Buried at the bottom of a recent Tampa Bay Times story about the Rays’ new marketing campaign was an unbelievable line. According to the article, the Rays are the most-watched pro sports team on television in Florida.
That’s right. The Rays. Not the Miami Dolphins. Not the Miami Heat. The Rays, a franchise that ranked dead last in major league attendance, averaging 19,255 fans a game last year despite fielding a winning team. The Phillies, the top-drawing team, averaged 44,021.
One step at a time, said Rays vice president of marketing Tom Hoof, a former marketing director at Disney.
“It’s a long-term build for sports fans down here,” he said. “When I got to the Trop in ‘06, we’d draw 70 percent Yankees and Red Sox fans for those games. Now it’s probably down to 30 percent.”
And getting statewide TV distribution was itself another huge step given where the organization was just a few years ago.
“I lived in Orlando for 17 years before I took this job, and the Rays were on in that market only 25 times a year,” says Hoof. “Our reach was nonexistent outside the Tampa Bay area.”
The team’s TV deal with Fox Sports in 2010 put 150 Rays games on the air across the state. Couple that with a winning team, and even the good good people of Orlando were compelled to tune in.
“I think last year, in Tampa, we had the eighth-best TV ratings in baseball, and in Orlando our ratings exceed the NHL Lightning’s,” said Hoof. “It shows that our fan base is growing there.”
You heard him. The Rays have a growing fan base. The problem is they don’t enjoy schlepping to St. Pete in rush-hour traffic.
“On the weekends, our attendance is at league average,” said Hoof. “So that attests to the location of the ballpark. It’s easier to get here when there’s no rush hour than it is on a Tuesday.”
Unfortunately, the Rays still have to play games during the week, which means it’s up to Hoof and his team to get fans to bite the bullet and drive to the Trop on a school night. Everything they’ve tried over the years has led naturally to the Rays’ latest marketing campaign.
Hoof says early on they just wanted to get fans interested in baseball. One tagline for billboard ads and TV spots, for instance, was, “Baseball is Beautiful.” Then, last year, they got a little more specific. The “Experience the Rays” campaign was all about assuring fans they’d have a good time at the Trop, win or lose.
“This year, I wanted to make more of an emotional connection between the fans and the players,” said Hoof. “When we were getting some quotes from the players last year, I noticed how much they love the team and how much they love the fans. I thought if we could expand on that and get deeper into it with the players and the fans, we’d really have something.”

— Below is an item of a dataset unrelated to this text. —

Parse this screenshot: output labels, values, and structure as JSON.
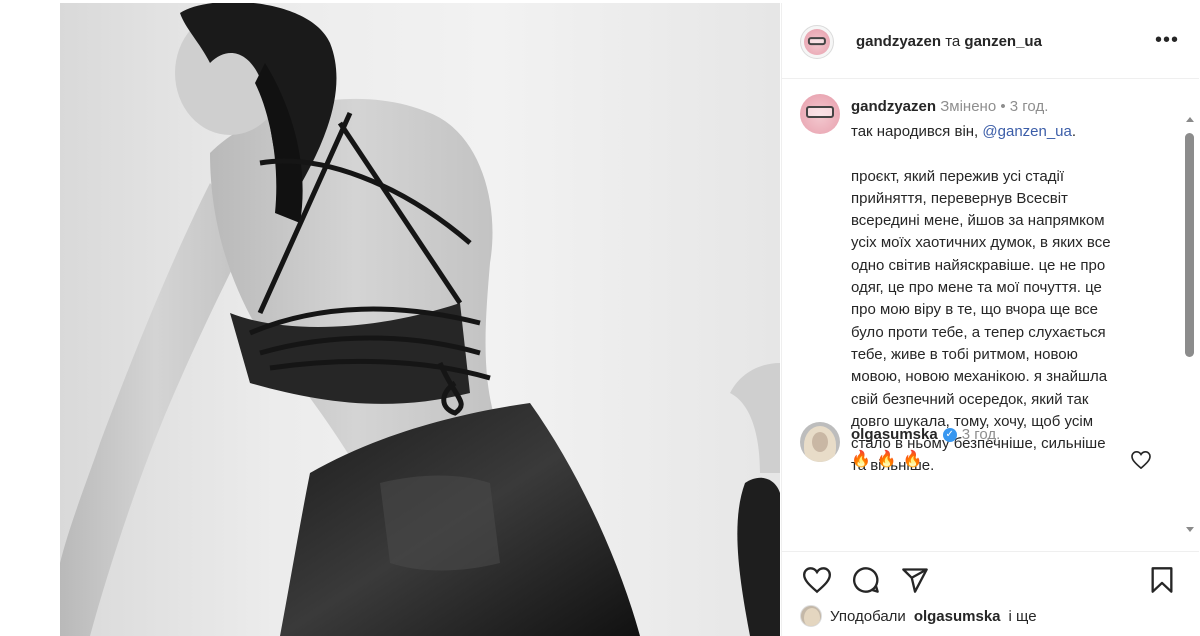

The resulting “Welcome Home” campaign is designed to make fans feel more a part of the team’s success on the field. In one TV spot, Cy Young Award winner David Price says, “It's not just me on that Cy Young trophy. It is a little piece of everybody."
Sound hokey? Maybe, but Price has done plenty to make fans believe him. He is one of the most active major leaguers on Twitter. Through a steady stream of tweets and local TV appearances, Price has made his dog, Astro, nearly as famous as he is. Astro bobblehead night on April 21 probably will be the one weeknight the Rays get a good crowd.
For the rest of the season, it’s up to Hoof to get the Rays’ attendance to more accurately reflect the fan support they really have. Because at this point, most of them still find it easier to follow them on the tube.